- Opening Delimiter -

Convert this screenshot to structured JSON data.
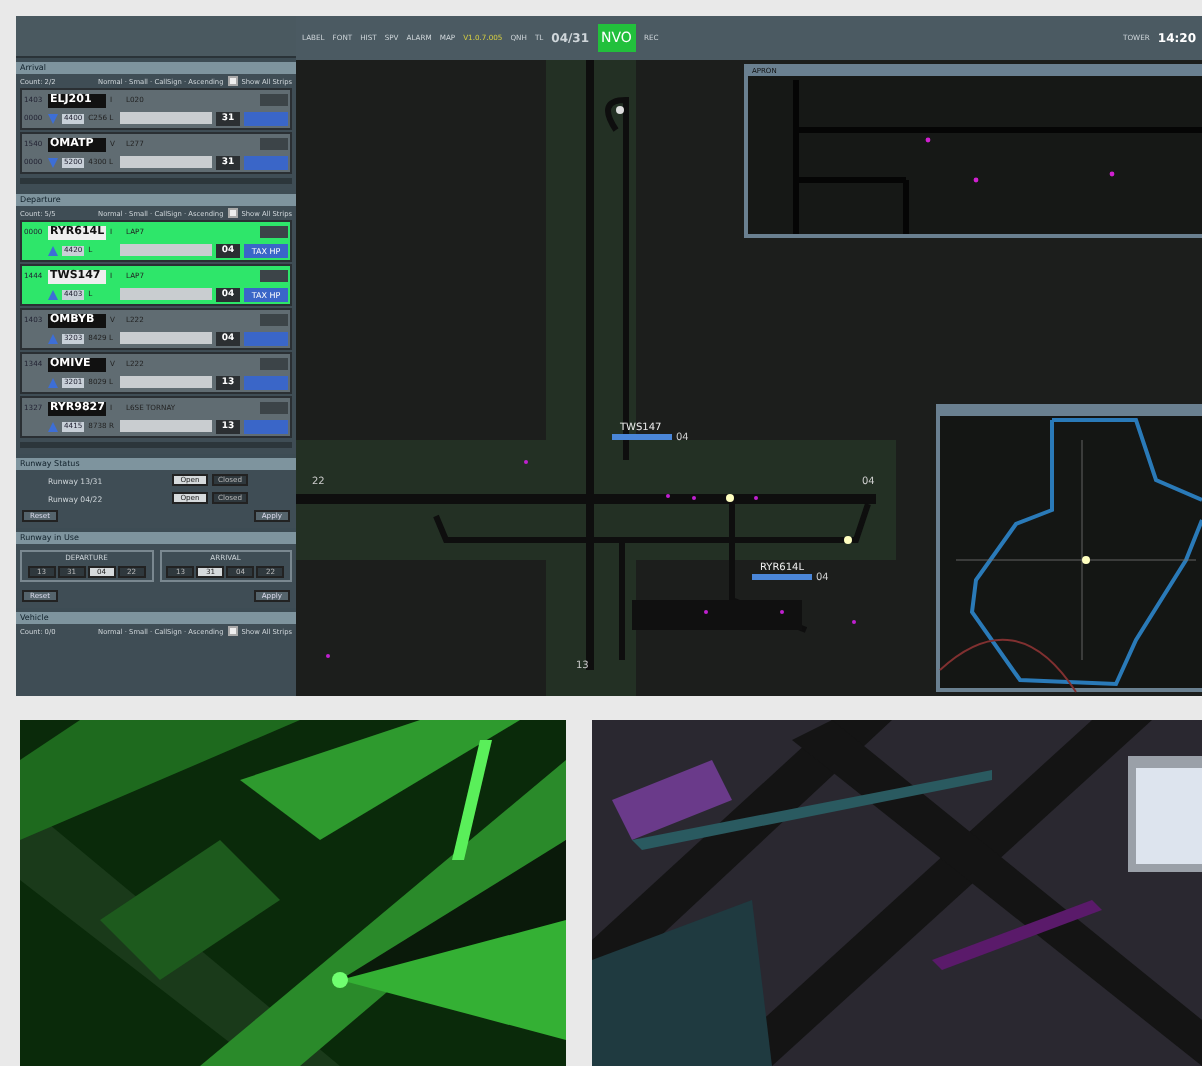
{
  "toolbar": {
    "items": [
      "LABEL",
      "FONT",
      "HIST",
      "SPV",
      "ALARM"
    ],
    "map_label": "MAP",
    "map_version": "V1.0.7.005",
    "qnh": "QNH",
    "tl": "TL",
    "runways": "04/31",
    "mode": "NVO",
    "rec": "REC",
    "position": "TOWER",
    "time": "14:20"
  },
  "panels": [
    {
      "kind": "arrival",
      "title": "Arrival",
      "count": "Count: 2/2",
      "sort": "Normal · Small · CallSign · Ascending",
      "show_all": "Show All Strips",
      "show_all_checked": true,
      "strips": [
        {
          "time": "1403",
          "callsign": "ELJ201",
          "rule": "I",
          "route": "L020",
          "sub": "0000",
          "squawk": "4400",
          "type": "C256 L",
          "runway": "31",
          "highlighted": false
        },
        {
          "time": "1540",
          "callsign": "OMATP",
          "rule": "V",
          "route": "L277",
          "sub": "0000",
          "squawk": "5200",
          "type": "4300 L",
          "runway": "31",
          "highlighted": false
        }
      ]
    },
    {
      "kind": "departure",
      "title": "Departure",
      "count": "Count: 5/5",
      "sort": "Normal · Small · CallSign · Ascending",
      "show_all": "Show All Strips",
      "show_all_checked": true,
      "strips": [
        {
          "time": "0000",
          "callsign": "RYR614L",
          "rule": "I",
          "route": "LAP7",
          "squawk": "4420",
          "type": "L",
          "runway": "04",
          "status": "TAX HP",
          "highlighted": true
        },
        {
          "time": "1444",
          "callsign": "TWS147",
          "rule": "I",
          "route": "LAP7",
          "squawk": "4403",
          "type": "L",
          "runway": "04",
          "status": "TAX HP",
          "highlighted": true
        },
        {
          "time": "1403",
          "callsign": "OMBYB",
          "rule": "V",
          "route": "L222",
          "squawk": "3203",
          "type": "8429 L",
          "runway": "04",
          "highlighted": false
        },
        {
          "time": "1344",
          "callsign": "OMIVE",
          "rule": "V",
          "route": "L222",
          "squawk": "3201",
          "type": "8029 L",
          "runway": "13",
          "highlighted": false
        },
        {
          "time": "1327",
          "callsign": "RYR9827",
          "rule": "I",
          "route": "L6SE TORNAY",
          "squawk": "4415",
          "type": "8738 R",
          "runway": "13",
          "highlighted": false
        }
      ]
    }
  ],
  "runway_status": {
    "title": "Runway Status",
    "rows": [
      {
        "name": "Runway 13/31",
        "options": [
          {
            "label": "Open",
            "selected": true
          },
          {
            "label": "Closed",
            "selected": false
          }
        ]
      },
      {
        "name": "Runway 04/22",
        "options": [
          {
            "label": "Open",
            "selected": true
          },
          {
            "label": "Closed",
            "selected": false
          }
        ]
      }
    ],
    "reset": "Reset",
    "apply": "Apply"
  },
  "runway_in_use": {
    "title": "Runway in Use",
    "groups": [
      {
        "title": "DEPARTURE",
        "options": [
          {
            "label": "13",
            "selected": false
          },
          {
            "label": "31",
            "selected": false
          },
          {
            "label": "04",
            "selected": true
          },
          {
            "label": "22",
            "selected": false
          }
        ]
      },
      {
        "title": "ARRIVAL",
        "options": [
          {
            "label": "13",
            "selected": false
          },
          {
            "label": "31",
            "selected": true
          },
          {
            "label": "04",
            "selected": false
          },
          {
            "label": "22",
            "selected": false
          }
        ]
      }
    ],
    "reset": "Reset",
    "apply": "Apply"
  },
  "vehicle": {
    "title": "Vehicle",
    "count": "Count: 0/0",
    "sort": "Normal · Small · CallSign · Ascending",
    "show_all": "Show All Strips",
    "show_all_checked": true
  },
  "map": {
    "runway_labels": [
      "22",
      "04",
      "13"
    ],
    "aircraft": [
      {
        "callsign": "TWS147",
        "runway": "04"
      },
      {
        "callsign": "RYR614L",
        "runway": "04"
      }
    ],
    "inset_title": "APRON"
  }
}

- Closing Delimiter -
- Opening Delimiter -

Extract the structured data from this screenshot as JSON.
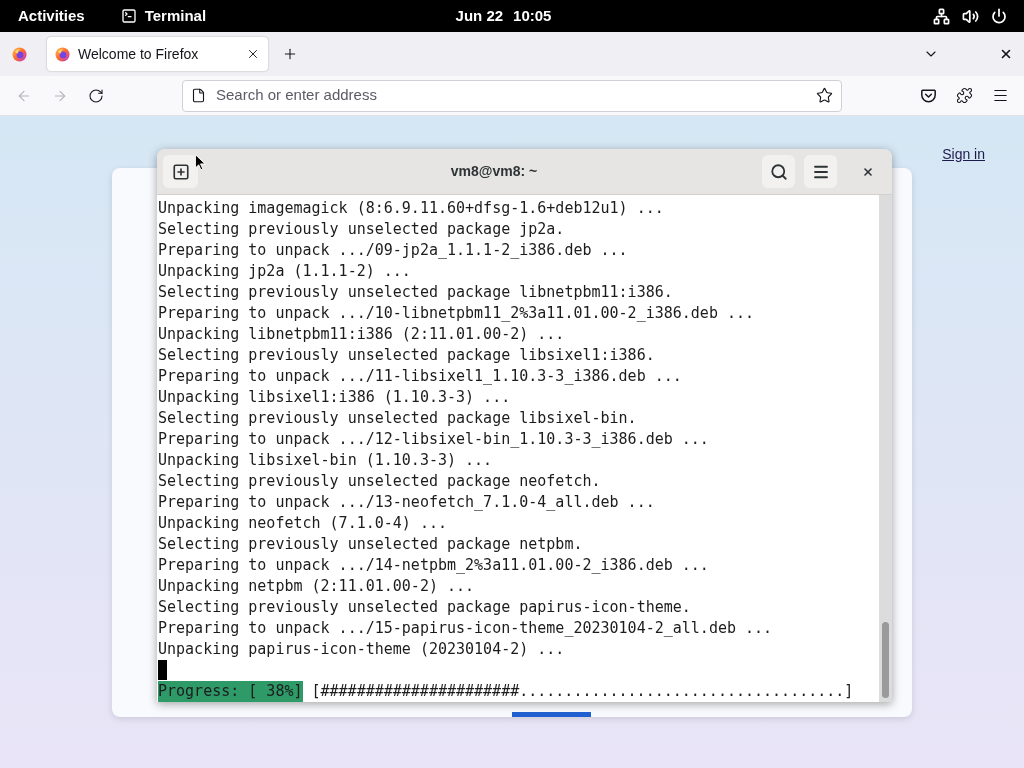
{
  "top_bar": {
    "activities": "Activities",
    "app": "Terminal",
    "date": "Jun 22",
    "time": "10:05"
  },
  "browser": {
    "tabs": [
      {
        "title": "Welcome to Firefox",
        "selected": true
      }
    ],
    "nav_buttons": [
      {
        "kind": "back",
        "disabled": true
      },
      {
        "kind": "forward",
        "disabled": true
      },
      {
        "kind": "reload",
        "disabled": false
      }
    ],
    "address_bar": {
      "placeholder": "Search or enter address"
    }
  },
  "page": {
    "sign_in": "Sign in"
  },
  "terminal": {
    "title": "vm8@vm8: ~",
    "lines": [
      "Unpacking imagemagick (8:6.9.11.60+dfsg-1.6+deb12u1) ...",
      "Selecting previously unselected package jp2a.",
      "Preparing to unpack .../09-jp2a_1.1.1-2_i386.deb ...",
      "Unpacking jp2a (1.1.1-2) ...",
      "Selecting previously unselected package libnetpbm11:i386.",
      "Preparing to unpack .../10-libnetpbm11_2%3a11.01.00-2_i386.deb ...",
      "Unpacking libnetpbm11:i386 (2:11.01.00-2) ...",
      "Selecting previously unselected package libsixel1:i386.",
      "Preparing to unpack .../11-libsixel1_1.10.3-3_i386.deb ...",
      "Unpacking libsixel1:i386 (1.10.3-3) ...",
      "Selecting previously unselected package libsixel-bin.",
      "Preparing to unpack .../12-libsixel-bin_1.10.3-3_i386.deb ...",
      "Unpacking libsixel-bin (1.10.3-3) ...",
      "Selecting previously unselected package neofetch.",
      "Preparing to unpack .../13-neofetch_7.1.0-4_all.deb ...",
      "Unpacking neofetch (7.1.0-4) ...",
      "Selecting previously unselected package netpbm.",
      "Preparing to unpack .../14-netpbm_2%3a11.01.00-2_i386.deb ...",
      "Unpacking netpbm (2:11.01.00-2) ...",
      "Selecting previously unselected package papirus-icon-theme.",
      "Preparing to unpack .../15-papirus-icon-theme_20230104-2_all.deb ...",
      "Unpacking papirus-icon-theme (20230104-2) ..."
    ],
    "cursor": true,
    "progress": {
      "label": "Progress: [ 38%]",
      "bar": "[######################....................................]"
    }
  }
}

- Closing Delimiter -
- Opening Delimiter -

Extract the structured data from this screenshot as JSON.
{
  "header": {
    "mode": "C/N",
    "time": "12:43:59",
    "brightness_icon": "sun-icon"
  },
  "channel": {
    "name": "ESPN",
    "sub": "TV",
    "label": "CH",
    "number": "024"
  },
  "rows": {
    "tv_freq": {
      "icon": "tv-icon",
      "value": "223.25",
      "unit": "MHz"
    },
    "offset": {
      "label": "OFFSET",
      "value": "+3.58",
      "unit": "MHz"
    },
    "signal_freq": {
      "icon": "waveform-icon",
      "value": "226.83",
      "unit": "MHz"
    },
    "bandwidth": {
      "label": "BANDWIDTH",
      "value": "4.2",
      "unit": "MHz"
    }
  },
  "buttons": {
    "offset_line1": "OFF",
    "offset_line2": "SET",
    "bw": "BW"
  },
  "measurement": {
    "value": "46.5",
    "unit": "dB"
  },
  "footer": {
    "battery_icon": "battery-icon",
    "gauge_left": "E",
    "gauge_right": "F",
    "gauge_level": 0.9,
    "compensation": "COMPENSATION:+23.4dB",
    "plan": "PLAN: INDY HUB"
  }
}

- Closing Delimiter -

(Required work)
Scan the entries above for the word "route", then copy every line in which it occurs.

(Written solution)
          "route": "L020",
          "route": "L277",
          "route": "LAP7",
          "route": "LAP7",
          "route": "L222",
          "route": "L222",
          "route": "L6SE TORNAY",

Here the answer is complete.